Behind the Scenes with RobotX

Khan Lab School
February 1, 2023 / 5 mins read

A Three-Part Series, part 1 of 3

As we enter 2023, we’re proud to announce the kickoff of our Robotics team 6962, RobotX. With a goal of bridging the gap between engineering, design thinking, business, and leadership skills, it’s no surprise that robotics is one of, if not the, most popular after-school team at Khan Lab School. Seventy students from grades 7-12 join together on Tuesday, Wednesday, and Thursday after school, with a full day of prototyping on Saturdays. A handful of parents volunteer to be mentors, which provides critical guidance from professionals in various fields. With membership at an all-time high, we’re optimistic that this year will be our most productive one yet!

KLS_RobotX_2023_Timelapse from Khan Lab School on Vimeo.

Kickoff began on Saturday, January 7th with a livestream announcement of this year’s game challenge by FIRST Robotics Competition (FRC). The co-captains, Megan Chien and Amartya Iyer, split the team into groups and brainstorming ensued. Despite it being a highly competitive competition, the objective isn't to win—no matter how great that would be. Instead, the goal is to teach teamwork, design thinking, time management, resource management, and leadership. The focus is to create a unified team that works well together, not just one that succeeds while standing on the back of other students. RobotX as a whole decides what to build and which direction to go in.

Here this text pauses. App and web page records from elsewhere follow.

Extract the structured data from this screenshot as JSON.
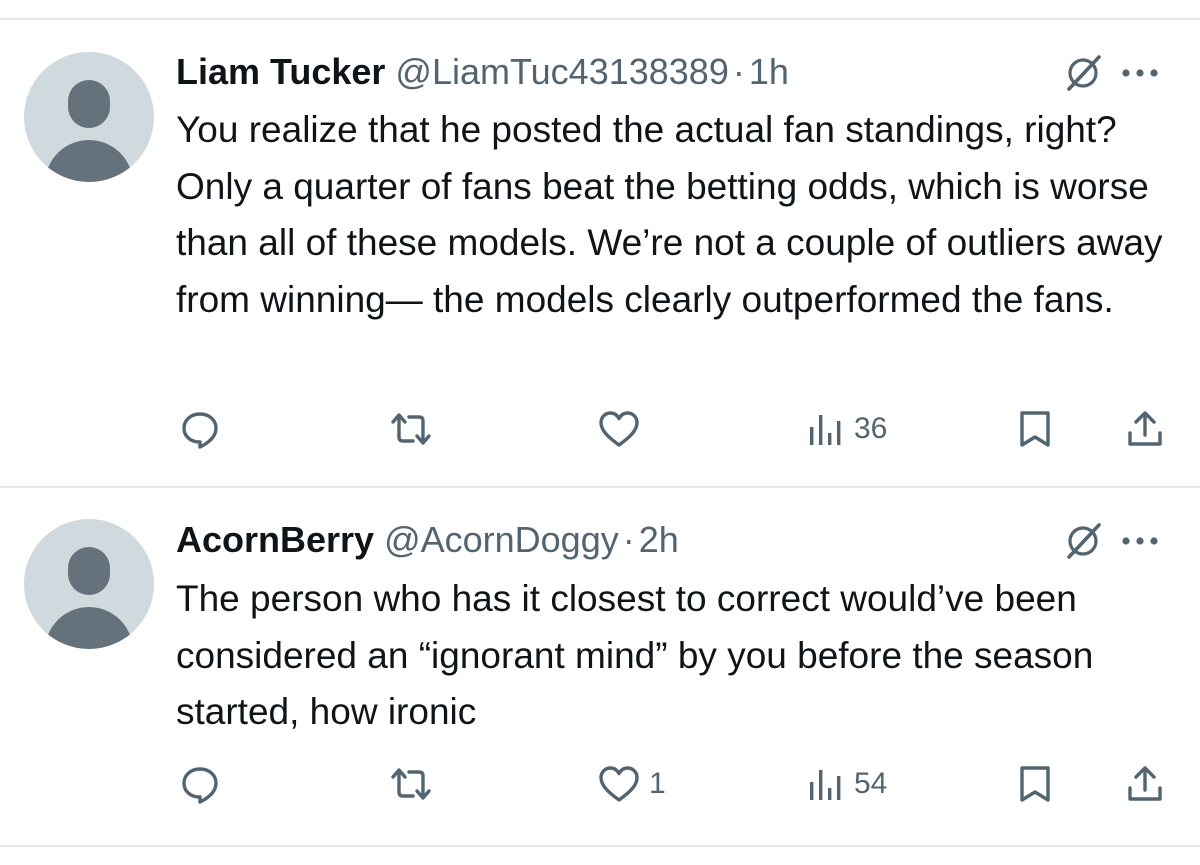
{
  "tweets": [
    {
      "name": "Liam Tucker",
      "handle": "@LiamTuc43138389",
      "separator": "·",
      "time": "1h",
      "text": "You realize that he posted the actual fan standings, right? Only a quarter of fans beat the betting odds, which is worse than all of these models. We’re not a couple of outliers away from winning— the models clearly outperformed the fans.",
      "replies": "",
      "retweets": "",
      "likes": "",
      "views": "36",
      "icons": [
        "reply-icon",
        "retweet-icon",
        "like-icon",
        "views-icon",
        "bookmark-icon",
        "share-icon",
        "grok-icon",
        "more-icon"
      ]
    },
    {
      "name": "AcornBerry",
      "handle": "@AcornDoggy",
      "separator": "·",
      "time": "2h",
      "text": "The person who has it closest to correct would’ve been considered an “ignorant mind” by you before the season started, how ironic",
      "replies": "",
      "retweets": "",
      "likes": "1",
      "views": "54",
      "icons": [
        "reply-icon",
        "retweet-icon",
        "like-icon",
        "views-icon",
        "bookmark-icon",
        "share-icon",
        "grok-icon",
        "more-icon"
      ]
    }
  ],
  "colors": {
    "text": "#0f1419",
    "secondary": "#536471",
    "avatar_bg": "#cfd9de",
    "avatar_fg": "#65717b",
    "divider": "#e4e7eb"
  }
}
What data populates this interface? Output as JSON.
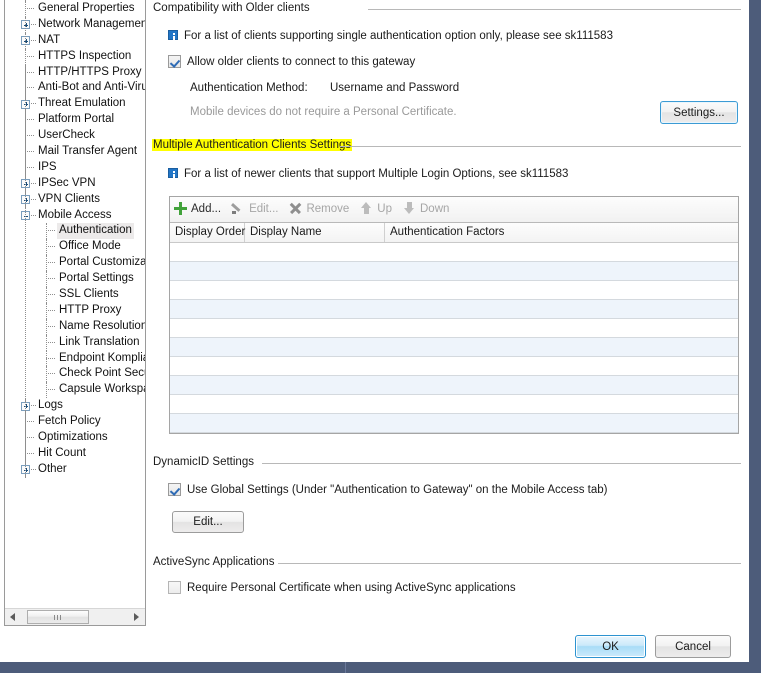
{
  "sidebar": {
    "items": [
      {
        "label": "General Properties",
        "indent": 0,
        "toggle": "none"
      },
      {
        "label": "Network Management",
        "indent": 0,
        "toggle": "plus"
      },
      {
        "label": "NAT",
        "indent": 0,
        "toggle": "plus"
      },
      {
        "label": "HTTPS Inspection",
        "indent": 0,
        "toggle": "none"
      },
      {
        "label": "HTTP/HTTPS Proxy",
        "indent": 0,
        "toggle": "none"
      },
      {
        "label": "Anti-Bot and Anti-Virus",
        "indent": 0,
        "toggle": "none"
      },
      {
        "label": "Threat Emulation",
        "indent": 0,
        "toggle": "plus"
      },
      {
        "label": "Platform Portal",
        "indent": 0,
        "toggle": "none"
      },
      {
        "label": "UserCheck",
        "indent": 0,
        "toggle": "none"
      },
      {
        "label": "Mail Transfer Agent",
        "indent": 0,
        "toggle": "none"
      },
      {
        "label": "IPS",
        "indent": 0,
        "toggle": "none"
      },
      {
        "label": "IPSec VPN",
        "indent": 0,
        "toggle": "plus"
      },
      {
        "label": "VPN Clients",
        "indent": 0,
        "toggle": "plus"
      },
      {
        "label": "Mobile Access",
        "indent": 0,
        "toggle": "minus"
      },
      {
        "label": "Authentication",
        "indent": 1,
        "toggle": "none",
        "selected": true
      },
      {
        "label": "Office Mode",
        "indent": 1,
        "toggle": "none"
      },
      {
        "label": "Portal Customizatio",
        "indent": 1,
        "toggle": "none"
      },
      {
        "label": "Portal Settings",
        "indent": 1,
        "toggle": "none"
      },
      {
        "label": "SSL Clients",
        "indent": 1,
        "toggle": "none"
      },
      {
        "label": "HTTP Proxy",
        "indent": 1,
        "toggle": "none"
      },
      {
        "label": "Name Resolution",
        "indent": 1,
        "toggle": "none"
      },
      {
        "label": "Link Translation",
        "indent": 1,
        "toggle": "none"
      },
      {
        "label": "Endpoint Komplian",
        "indent": 1,
        "toggle": "none"
      },
      {
        "label": "Check Point Secur",
        "indent": 1,
        "toggle": "none"
      },
      {
        "label": "Capsule Workspac",
        "indent": 1,
        "toggle": "none"
      },
      {
        "label": "Logs",
        "indent": 0,
        "toggle": "plus"
      },
      {
        "label": "Fetch Policy",
        "indent": 0,
        "toggle": "none"
      },
      {
        "label": "Optimizations",
        "indent": 0,
        "toggle": "none"
      },
      {
        "label": "Hit Count",
        "indent": 0,
        "toggle": "none"
      },
      {
        "label": "Other",
        "indent": 0,
        "toggle": "plus"
      }
    ],
    "hscroll": {
      "left_arrow": "scroll-left",
      "right_arrow": "scroll-right"
    }
  },
  "compatibility": {
    "title": "Compatibility with Older clients",
    "info_text": "For a list of clients supporting single authentication option only, please see sk111583",
    "allow_older_label": "Allow older clients to connect to this gateway",
    "allow_older_checked": true,
    "auth_method_label": "Authentication Method:",
    "auth_method_value": "Username and Password",
    "mobile_note": "Mobile devices do not require a Personal Certificate.",
    "settings_button": "Settings..."
  },
  "multiple_auth": {
    "title": "Multiple Authentication Clients Settings",
    "title_highlighted": true,
    "highlight_color": "#ffff00",
    "info_text": "For a list of newer clients that support Multiple Login Options, see sk111583",
    "toolbar": [
      {
        "label": "Add...",
        "icon": "plus-icon",
        "enabled": true
      },
      {
        "label": "Edit...",
        "icon": "pencil-icon",
        "enabled": false
      },
      {
        "label": "Remove",
        "icon": "x-icon",
        "enabled": false
      },
      {
        "label": "Up",
        "icon": "arrow-up-icon",
        "enabled": false
      },
      {
        "label": "Down",
        "icon": "arrow-down-icon",
        "enabled": false
      }
    ],
    "columns": [
      "Display Order",
      "Display Name",
      "Authentication Factors"
    ],
    "rows": [],
    "empty_row_count": 10
  },
  "dynamicid": {
    "title": "DynamicID Settings",
    "use_global_label": "Use Global Settings (Under \"Authentication to Gateway\" on the Mobile Access tab)",
    "use_global_checked": true,
    "edit_button": "Edit..."
  },
  "activesync": {
    "title": "ActiveSync Applications",
    "require_cert_label": "Require Personal Certificate when using ActiveSync applications",
    "require_cert_checked": false
  },
  "footer": {
    "ok_label": "OK",
    "cancel_label": "Cancel"
  },
  "colors": {
    "accent_blue": "#2175c6",
    "highlight_yellow": "#ffff00",
    "add_green": "#41a23a",
    "window_band": "#4d5c7a",
    "row_alt": "#eef4fb"
  }
}
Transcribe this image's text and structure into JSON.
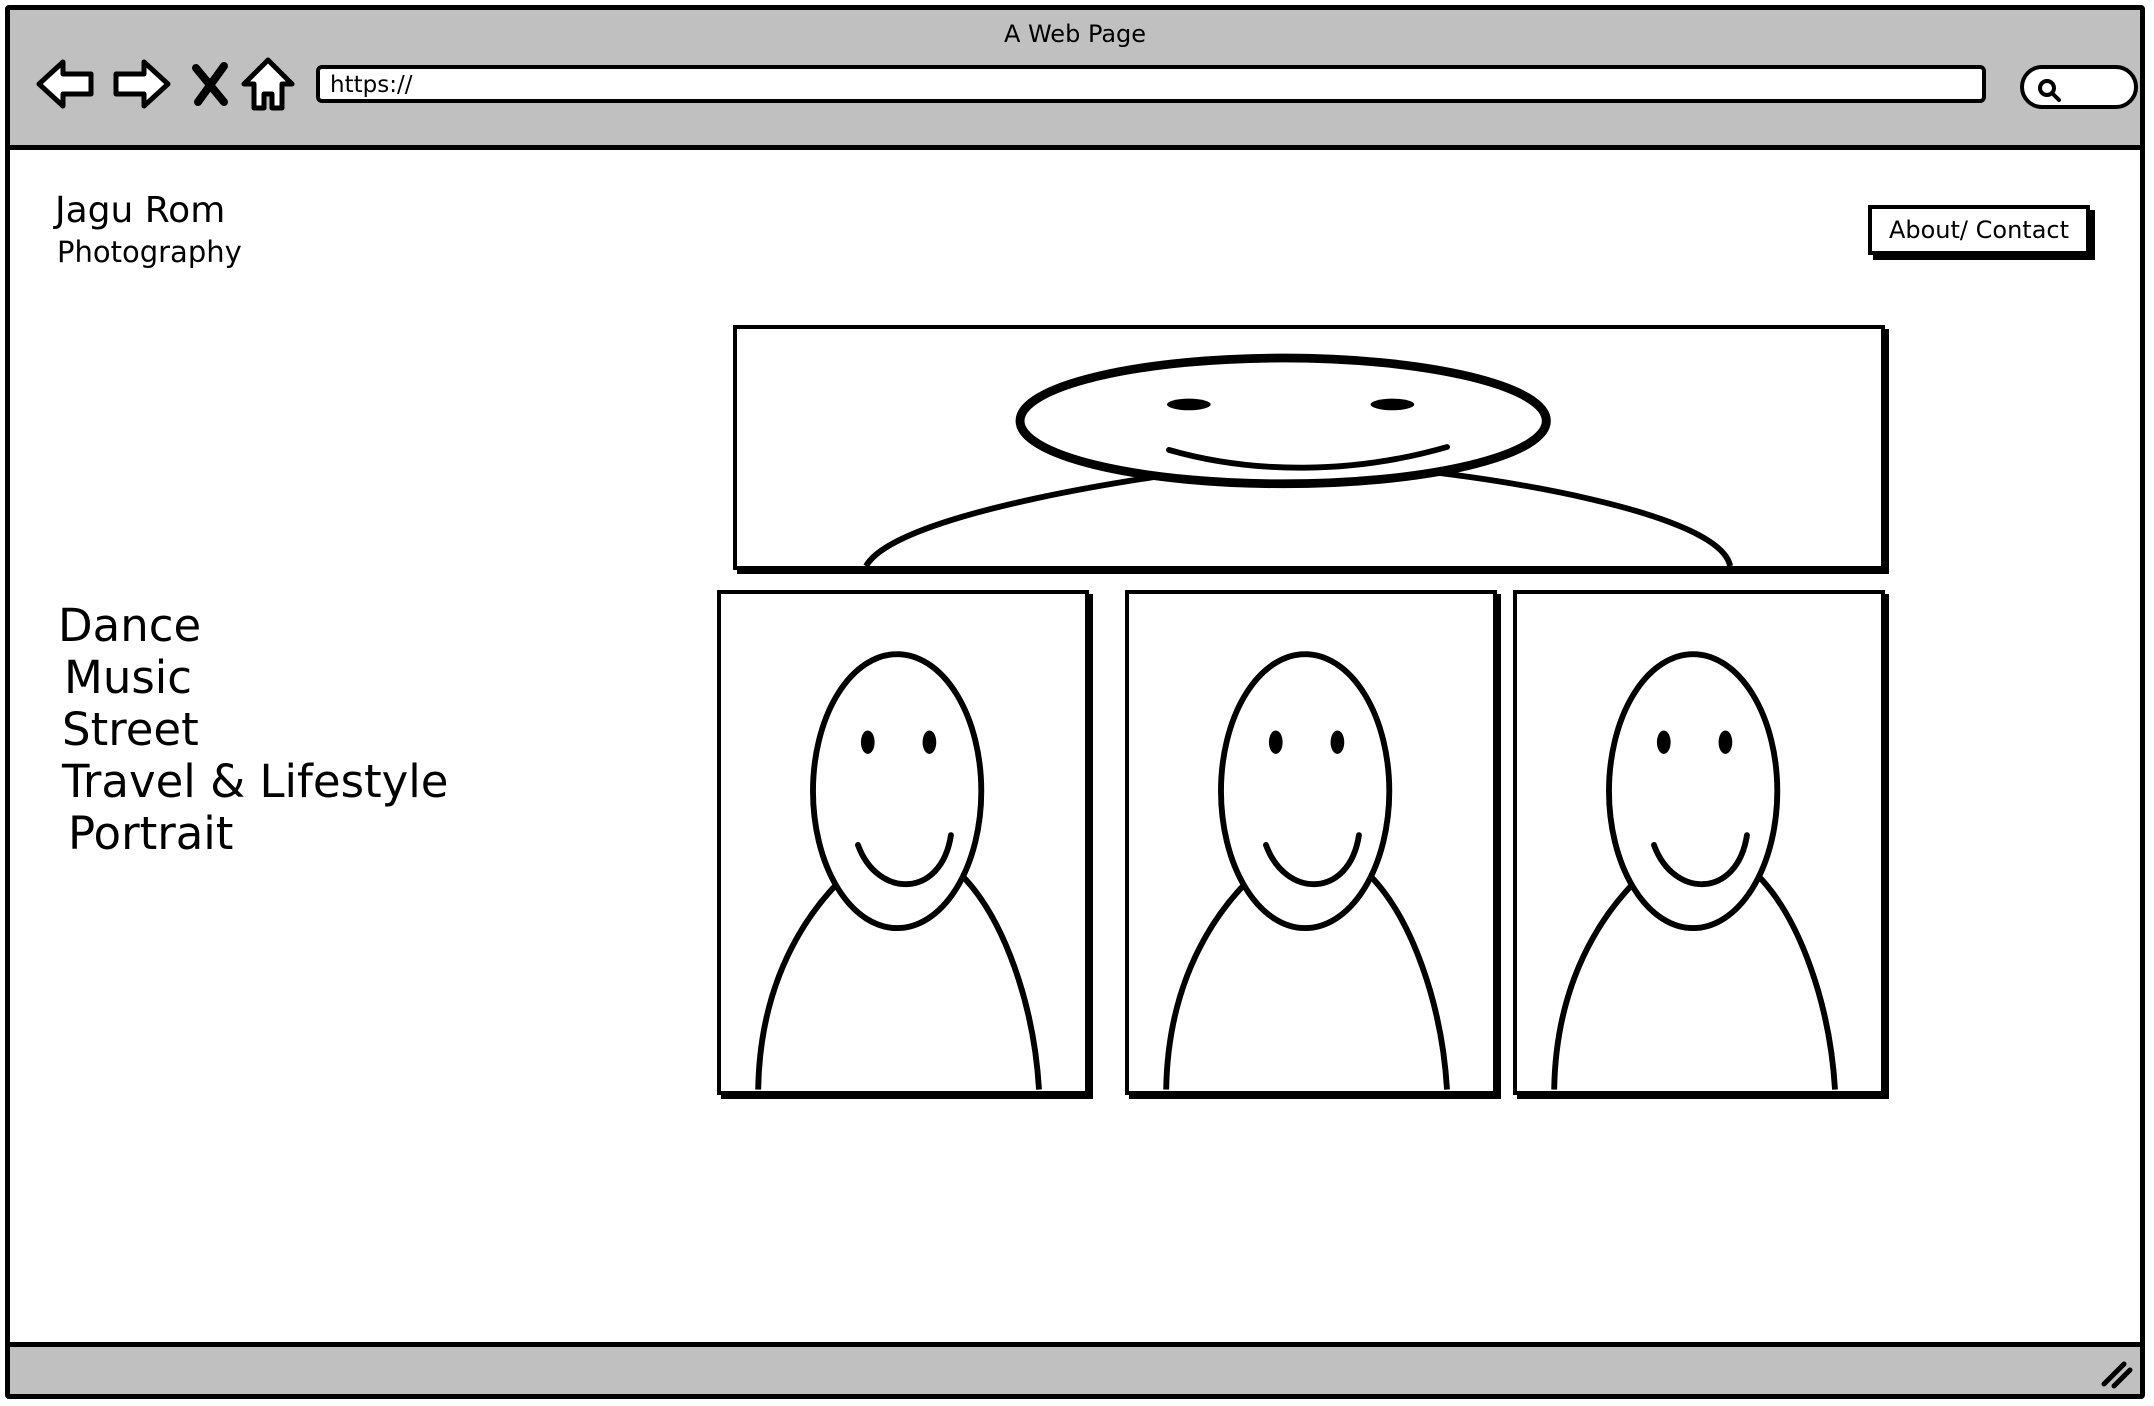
{
  "window": {
    "title": "A Web Page"
  },
  "browser": {
    "url": "https://",
    "icons": [
      "back-arrow-icon",
      "forward-arrow-icon",
      "close-icon",
      "home-icon",
      "search-icon",
      "resize-grip-icon"
    ]
  },
  "site": {
    "brand_name": "Jagu Rom",
    "brand_subtitle": "Photography",
    "about_label": "About/ Contact"
  },
  "categories": [
    {
      "label": "Dance"
    },
    {
      "label": "Music"
    },
    {
      "label": "Street"
    },
    {
      "label": "Travel & Lifestyle"
    },
    {
      "label": "Portrait"
    }
  ],
  "gallery": {
    "hero_placeholder": "image-placeholder-wide",
    "thumbnails": [
      "image-placeholder",
      "image-placeholder",
      "image-placeholder"
    ]
  },
  "colors": {
    "chrome": "#c0c0c0",
    "ink": "#000000",
    "canvas": "#ffffff"
  }
}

Chi-Ray Chien, Head of Operations and Technology at KLS and Lead Mentor for robotics, explains his process for the team leadership: “In an extension of our motto, “Everyone’s a student, everyone’s a teacher”, we’ve set up the RobotX leadership structure slightly differently than most teams. Our Team Captains and the majority of team leads are sophomores and juniors. Seniors, having already been on the team for as many as five seasons, serve as Student Mentors, practicing the transition between doers to guides. This gives students the opportunity to experience an even broader range of soft-skills (including mentoring and teaching) while having the benefit to the team that the leadership isn’t completely lost each year to graduation. By the time students are applying for colleges in the fall of senior year, they have significant leadership experience to write about from the previous year or two”.

Since RobotX is open to all of our Upper School students, we have 7th and 8th graders who will have up to two more years in the program than on other teams. By the time the typical sophomore applies to join the leadership team, they’ve been part of RobotX for 3 years – and have the equivalent tenure to a senior on another team. While the younger students may be less experienced, we work to further embrace another of KLS’s values — mixed-age learning. Students of all grades are treated as peers, including older students sometimes learning from younger ones as they work alongside each other.


This effort was best represented at meetings during the second and third weeks of the season. The student led-groups came together to present design concepts they’d been working on since launch day. Together they discussed the best features and possible challenges of each other in order to ensure that the concepts and features chosen are selected through a collective effort. The top concerns were stability, speed, and grip precision. When the collective decides as a whole, no one student feels left out or underappreciated. Amartya, one of our Team Captains, likens their decision-making process to flower petals: “sometimes they fall, but those fallen petals seed new ideas and new flowers.” Each idea is developed thoroughly, and though some may not be chosen in the end, students always gain knowledge and inspiration for the next idea. Everyone is making the final decisions together, allowing the finished product to be something that everyone can feel proud of.


Additionally, FRC provides an ideal opportunity for project-based learning. It’s a massive engineering challenge that requires using all the tools in their toolbox, and even using some tools that exist, but that they don’t yet know how to use. By having guidance, support, resources, and equipment onsite, our students are able to take their concepts from idea to execution. Prototyping provides a critical learning tool and can be applied to a broad range of problem-solving challenges. As the students’ design process progresses from brainstorming to sketches to CAD to fabrication, iteration of prototypes becomes essential to progress. Low-resolution prototypes made of cardboard, masking tape, popsicle sticks, and yarn are helpful to illustrate a concept in physical space to teammates, however, as the design is refined, higher-resolution prototypes will be necessary. With each iteration, something new must be learned for the design process to move forward. Perhaps a key feature will be revealed, a major conceptual flaw uncovered, or an integration challenge discovered.

Our students are in the process of narrowing in on a handful of successful prototypes that will be incorporated into the robot they build for the competition. Progress happens quickly and is being documented weekly on social media. Follow along on Instagram @KhanLabSchool and @frcteam6962.